Herbivore teeth predict climatic limits in Kenyan ecosystems
2016 (English)In: Proceedings of the National Academy of Science of the United States of America, ISSN 1091-6490, Vol. 113, 12751-12756 p.Article, review/survey (Refereed) Published
A major focus in evolutionary biology is to understand how the evolution of organisms relates to changes in their physical environment. In the terrestrial realm, the interrelationships among climate,vegetation, and herbivores lie at the heart of this question. Here we introduce and test a scoring scheme for functional traits present on theworn surfaces of large mammalian herbivore teeth to capture their relationship to environmental conditions. We modeled local precipitation, temperature, primary productivity, and vegetation index as functions of dental traits of large mammal species in 13 national parks in Kenya over the past 60 y. We found that these dental traits can accurately estimate local climate and environment, even at small spatial scales within areas of relatively uniform climate (within two ecoregions), and that they predict limiting conditions better than average conditions. These findings demonstrate that the evolution of key functional properties of organisms may be more reflective of demands during recurring adverse episodes than under average conditions or during isolated severe events.
Place, publisher, year, edition, pages
Boston, U.S.A., 2016. Vol. 113, 12751-12756 p.
Herbivorous mammals, dental traits, ecometrics, paleoecology
Natural Sciences Ecology
Research subject Ecosystems and species history

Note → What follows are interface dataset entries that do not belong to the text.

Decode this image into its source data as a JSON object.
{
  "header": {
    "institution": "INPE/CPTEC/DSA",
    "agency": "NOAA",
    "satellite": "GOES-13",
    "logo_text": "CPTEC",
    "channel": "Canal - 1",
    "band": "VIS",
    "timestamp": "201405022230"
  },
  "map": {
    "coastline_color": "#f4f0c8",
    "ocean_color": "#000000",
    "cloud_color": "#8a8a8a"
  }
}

IdentifiersURN: urn:nbn:se:nrm:diva-1865DOI: 10.1073/pnas.1609409113OAI: oai:DiVA.org:nrm-1865DiVA: diva2:1040310
This article contains supporting information online at www.pnas.org/lookup/suppl/doi:10.1073/pnas.1609409113/-/DCSupplemental2016-10-272016-10-272016-11-11Bibliographically approved